Hall’s passion for equipment goes beyond his thirst for being the first to receive new Hitachi models. Walk onto one of his jobsites and you can immediately tell the fleet is owned by someone who has had extensive operating experience. The machines are clean. Everything has its place. And beyond the sounds of buckets digging and trucks running, there is not a clang to be heard.
“I grew up in a logging family, so I was always around equipment,” Hall said.
“Having been an operator for many years, I know what makes a good operator and how important it is to take care of the machines. It’s a top priority for us to keep the equipment in the best shape we can for our operators — our people are our biggest assets, so we want to keep them happy, comfortable, and up and running with nice equipment.”
“I’m passionate about what we do and how we do it, and having the right equipment for the right job definitely allows us to complete the projects we’re working on and that’s what I’m passionate about — doing good work,” he said.
Veenstra and Hall were high school friends and had always talked about starting their own construction company. They took their own professional paths in the construction field — Veenstra as an engineer and project manager and Hall as a field superintendent — and eventually decided to make the leap and create Metric Civil Contractors in 2012.
Working with Wajax
The two connected with Wajax, who helped them lease their first Hitachi excavator, and the duo hasn’t looked back since.
Metric now has a fleet of eight Hitachi excavators and 30 employees.

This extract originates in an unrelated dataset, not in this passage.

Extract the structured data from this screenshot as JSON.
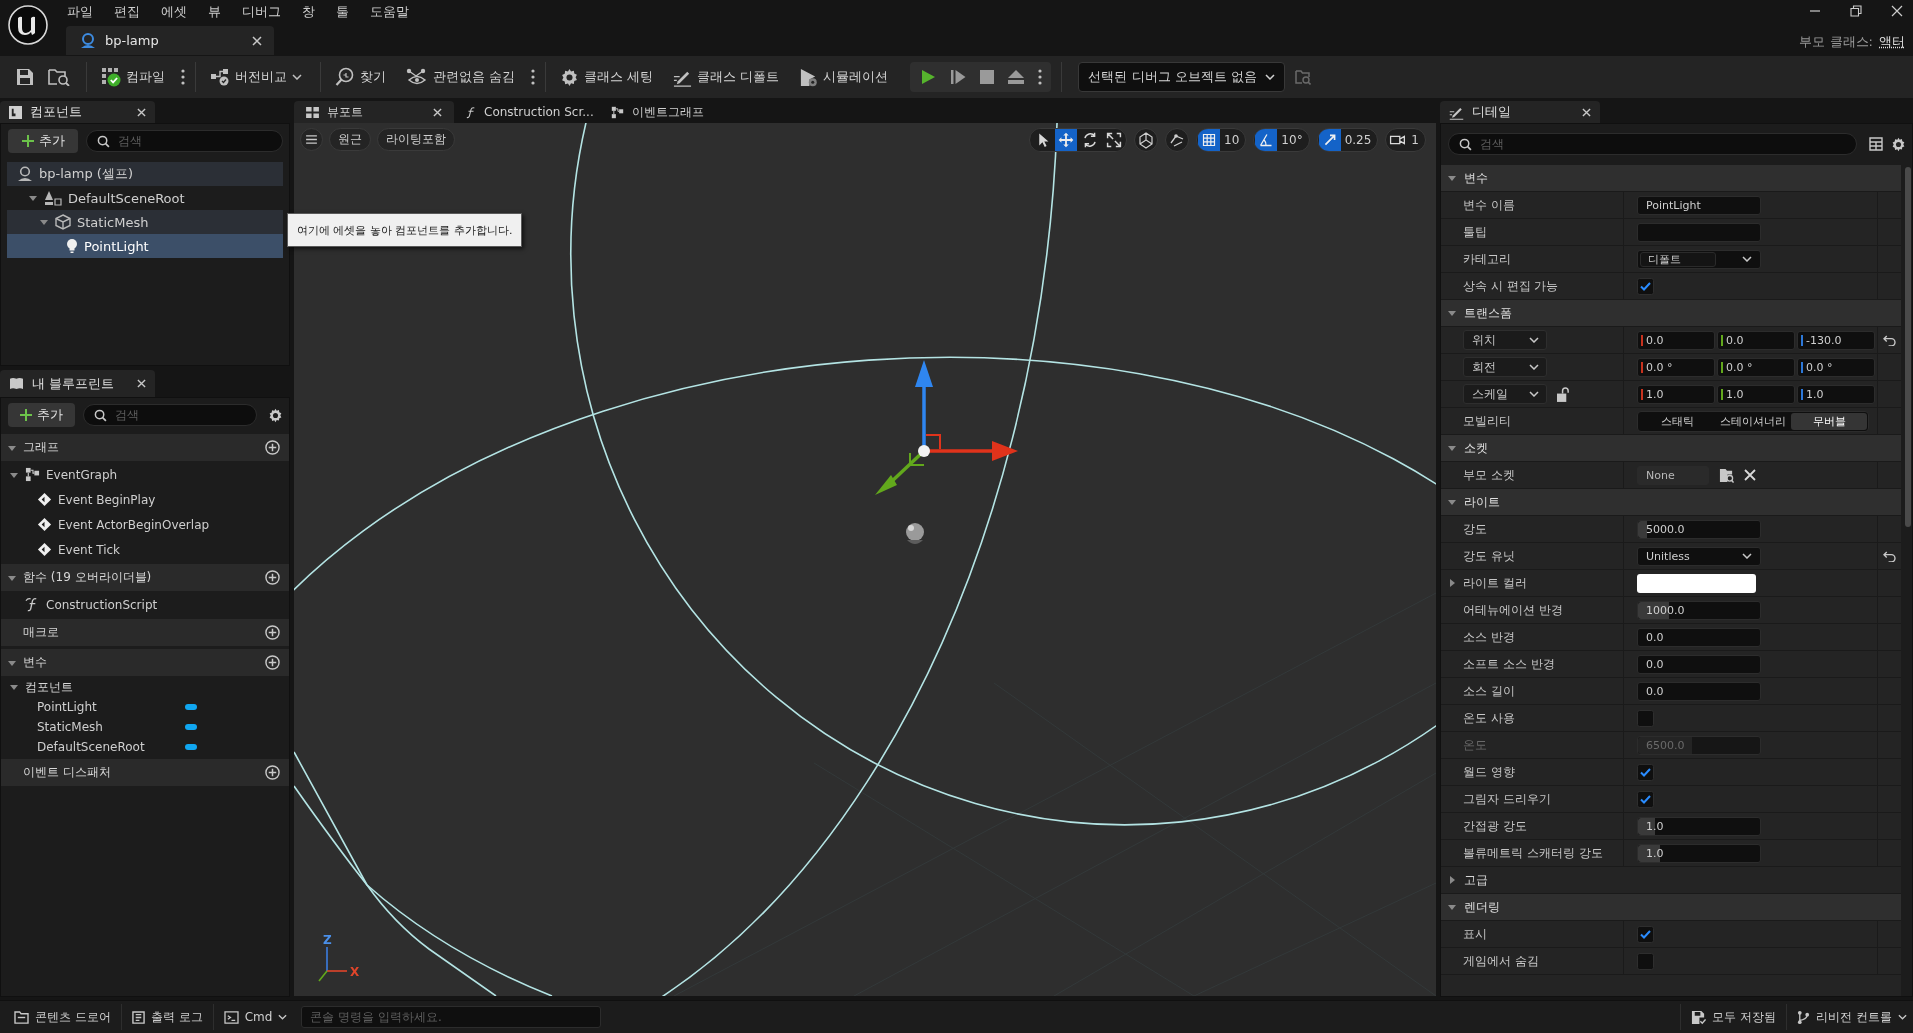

Recently, the company was designated by the British Columbia Construction Safety Alliance as a Certificate of Recognition (COR) company. The designation is a prestigious safety standard that took more than three years to achieve and has set them apart from others in the marketplace.

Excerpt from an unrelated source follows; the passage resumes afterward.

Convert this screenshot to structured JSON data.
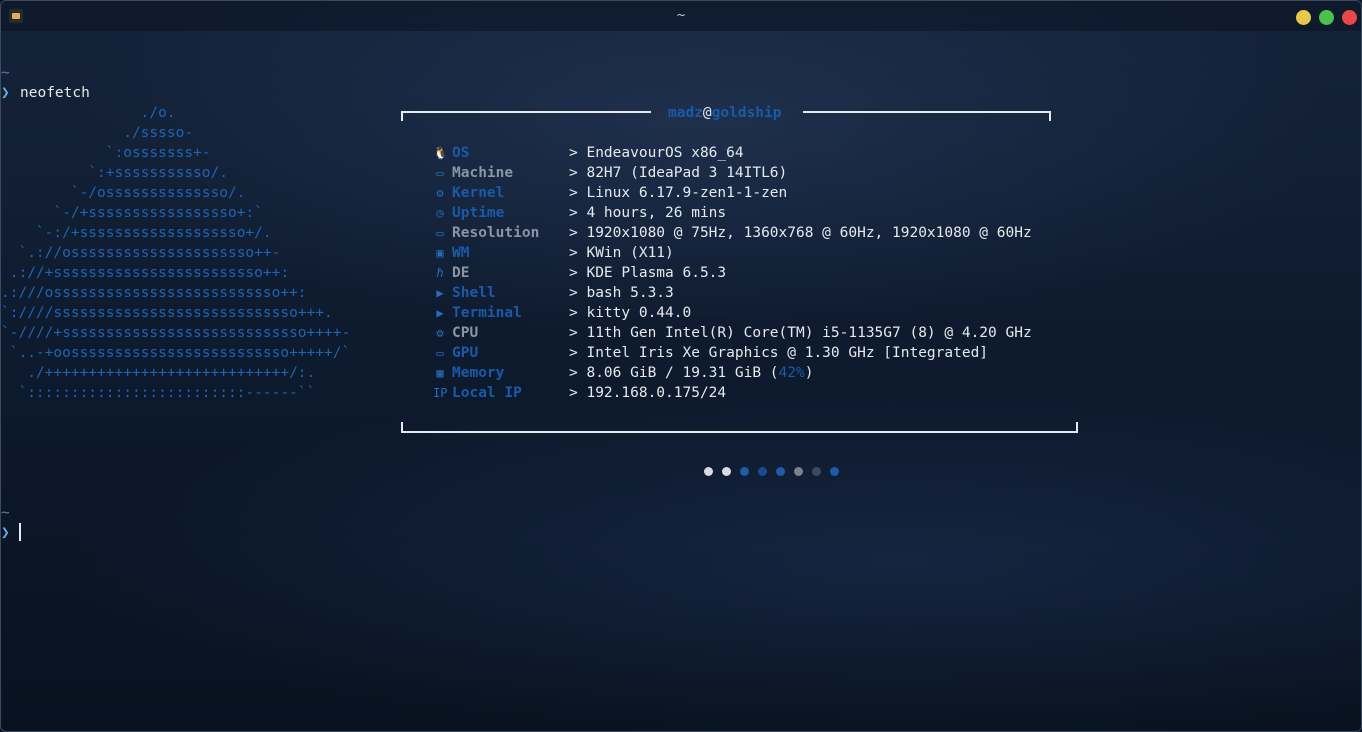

“Getting COR certified was really important to us because of our people,” Hall said. “Our people are our biggest assets and they’ve got to go home safe. We want everyone to work safely and enjoy being at work.”
Hitachi has been part of Metric’s growth from the very beginning — and today all eight machines in their fleet are Hitachi excavators, ranging in size from a ZX50U-5 to the new ZX345USLC-6.
“Since I was an operator in the past, I spent a lot of time running all kinds of different equipment and Hitachi was always one piece of equipment that I enjoyed operating,” Hall said. “It’s great equipment. It doesn’t fail us.”
“When we saw the 345 at CONEXPO, we could definitely see the benefits of having a machine that size with the reduced-tail-swing radius,” Veenstra said. “It’s especially useful for road work or underground utility projects – the counterweight is essentially gone, but you still have the power and the reach to be able to perform work that other reduced-tail-swing machines aren’t able to do currently.”
For Hall, the full-size cab and the hydraulics of the ZX345USLC-6 were also big selling factors.
“You get a guy who is six feet or more then you really need a big cab for them to be comfortable,” he said. “The new TRIAS II pump system also really makes a difference in operating and loading and maneuvering the machine.”
This article first appeared in Hitachi’s BREAKOUT magazine, Winter 2018 issue.